On September 18, 2019, California Governor Gavin Newsom signed Assembly Bill No. 5 (AB 5) into law. The law provides clarification as to when California workers can by classified independent contractors rather than employees of the hiring company.
In the 2018 decision Dynamex Operations West. v. Superior Court,1 the California Supreme Court established the “ABC” test for determining whether a worker is an employee or independent contractor for the purposes of wage and hour claims (e.g. unpaid minimum wage, overtime, meal and rest periods, etc.). The Dynamex decision caused a stir among California employers because the ABC test makes it more difficult to classify workers as independent contractors. Since Dynamex was a ruling from the highest Court in California, businesses hoping for a change in the law would need to turn to the state legislature.
AB 5 is the Legislature’s response to Dynamex, and actually confirms that the ABC test is “the law of the land” when deciding whether an individual is an employee or contractor. AB 5 codifies2 the ABC test articulated in Dynamex by providing that a worker shall be classified as an independent contractor only if all three of the following factors are satisfied:
In practice, the ‘B’ and ‘C’ prongs make it very difficult for employers to classify workers as independent contractors because workers previously classified as contractors often perform work in the company’s usual course of business (e.g., drivers for transportation companies, as in Dynamex), and these workers rarely have their own established business. While employers may not have viewed workers who only work sporadically as “employees,” Dynamex and AB 5 require them to treat those workers as employees.
In enacting AB 5, the Legislature declared that “[T]he misclassification of workers as independent contractors has been a significant factor in the erosion of the middle class and the rise in income inequality.” The Legislature also noted the concerns cited by the Supreme Court that misclassified workers lose significant workplace protections and employers who misclassify workers cause the state to lose revenue by avoiding payment of payroll taxes, workers’ compensation premium insurance, Social Security, unemployment and disability insurance.
However, AB 5 limits the effect of Dynamex to a certain extent because, when the law takes effect in January 2020, it will also establish that certain occupations are exempt from the ABC test. The occupations and professions that are exempt include doctors, lawyers, engineers, accountants, realtors, barbers, certain “professional service providers,” and others that meet the criteria of AB 5.

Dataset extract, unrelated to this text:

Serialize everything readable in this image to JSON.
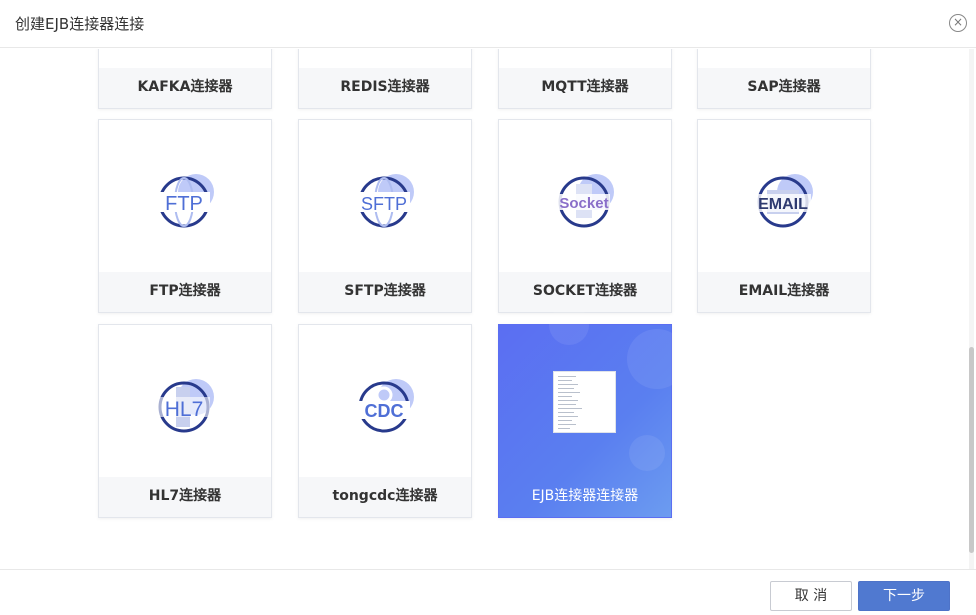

Workers in exempt occupations will remain governed by the “economic realities” test previously adopted by the California Supreme Court in S. G. Borello & Sons, Inc. v. Dept. of Industrial Relations.3 The Borello has a number of factors, but focuses on whether the person to whom service is rendered (i.e., the employer) has control or the right to control the worker both as to the work done and the manner and means in which it is performed.
Notably, many workers in occupations created by the “gig- economy,” such as rideshare drivers (Uber, Lyft) and delivery drivers (Doordash, Grubhub), are not exempt. Employers in these industries have long classified these workers as independent contractors, all but guaranteeing future legal battles.
The debate over Dynamex and AB 5 underscores the need for employers and workers to recognize their existing rights and obligations how they may change when AB 5 takes effect next year. Anyone who makes use of independent contractors or who works as an independent contractor should seek legal advice to ensure compliance with this ever-changing law.
1 (2018) 4 Cal. 5th 903, 912.
2 Labor Code § 2750.3(a)(1)(A), (B), and (C).
3 (1989) 48 Cal. 3d 341